- [What this task involves] Copy the listing exactly, please, and keep every picture out of it.

- [Record set]
□ □ □ □ □

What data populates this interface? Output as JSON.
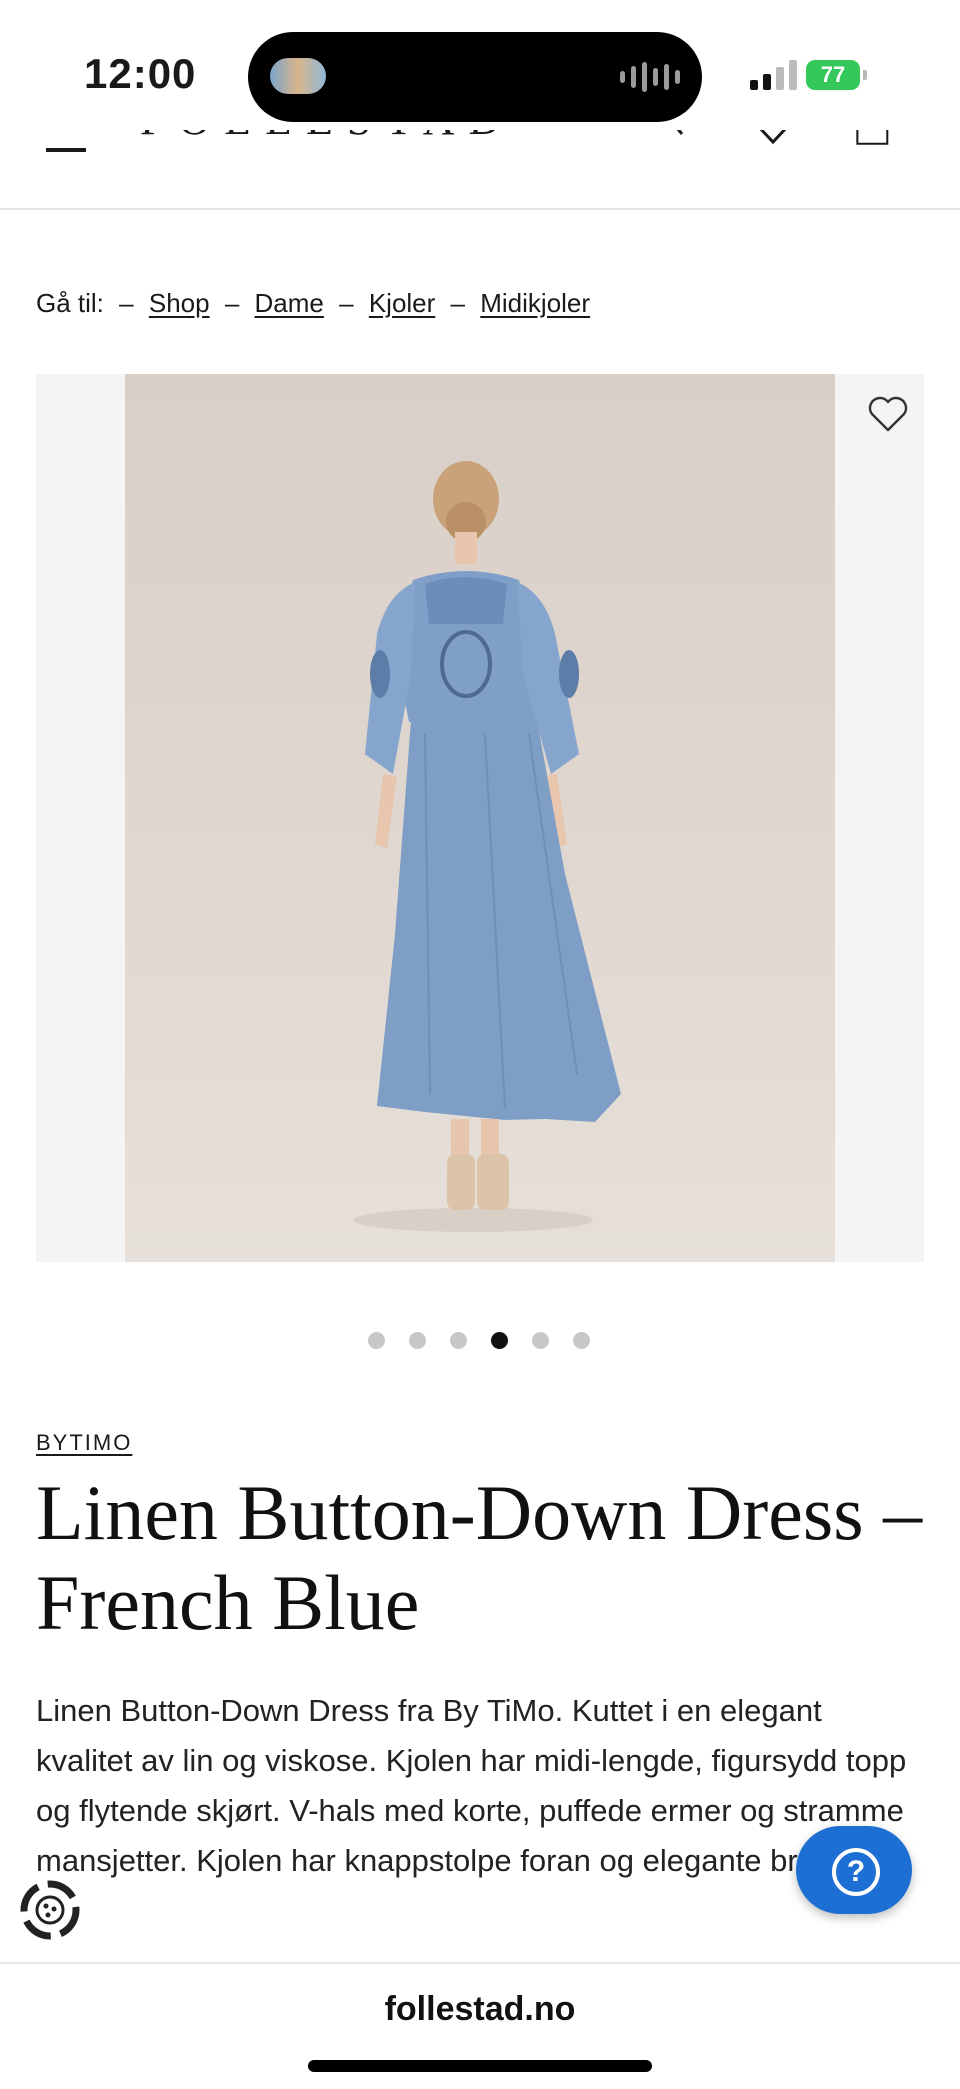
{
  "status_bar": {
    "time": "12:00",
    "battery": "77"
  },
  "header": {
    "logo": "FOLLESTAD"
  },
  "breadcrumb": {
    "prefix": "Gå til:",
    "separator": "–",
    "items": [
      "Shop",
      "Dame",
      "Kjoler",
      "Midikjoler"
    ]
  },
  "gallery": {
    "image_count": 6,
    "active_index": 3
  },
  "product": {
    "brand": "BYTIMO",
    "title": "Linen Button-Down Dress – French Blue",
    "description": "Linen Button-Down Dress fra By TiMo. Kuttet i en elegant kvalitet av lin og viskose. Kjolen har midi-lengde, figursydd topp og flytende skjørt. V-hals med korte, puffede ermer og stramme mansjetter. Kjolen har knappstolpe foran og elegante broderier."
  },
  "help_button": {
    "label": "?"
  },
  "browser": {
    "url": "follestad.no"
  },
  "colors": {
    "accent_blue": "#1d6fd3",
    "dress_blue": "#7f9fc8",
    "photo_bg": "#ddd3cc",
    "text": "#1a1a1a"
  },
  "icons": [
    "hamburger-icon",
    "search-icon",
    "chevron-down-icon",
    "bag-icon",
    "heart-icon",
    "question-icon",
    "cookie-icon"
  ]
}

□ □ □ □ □

- [Solution]
What data populates this interface? Output as JSON.
{
  "status_bar": {
    "time": "12:00",
    "battery": "77"
  },
  "header": {
    "logo": "FOLLESTAD"
  },
  "breadcrumb": {
    "prefix": "Gå til:",
    "separator": "–",
    "items": [
      "Shop",
      "Dame",
      "Kjoler",
      "Midikjoler"
    ]
  },
  "gallery": {
    "image_count": 6,
    "active_index": 3
  },
  "product": {
    "brand": "BYTIMO",
    "title": "Linen Button-Down Dress – French Blue",
    "description": "Linen Button-Down Dress fra By TiMo. Kuttet i en elegant kvalitet av lin og viskose. Kjolen har midi-lengde, figursydd topp og flytende skjørt. V-hals med korte, puffede ermer og stramme mansjetter. Kjolen har knappstolpe foran og elegante broderier."
  },
  "help_button": {
    "label": "?"
  },
  "browser": {
    "url": "follestad.no"
  },
  "colors": {
    "accent_blue": "#1d6fd3",
    "dress_blue": "#7f9fc8",
    "photo_bg": "#ddd3cc",
    "text": "#1a1a1a"
  },
  "icons": [
    "hamburger-icon",
    "search-icon",
    "chevron-down-icon",
    "bag-icon",
    "heart-icon",
    "question-icon",
    "cookie-icon"
  ]
}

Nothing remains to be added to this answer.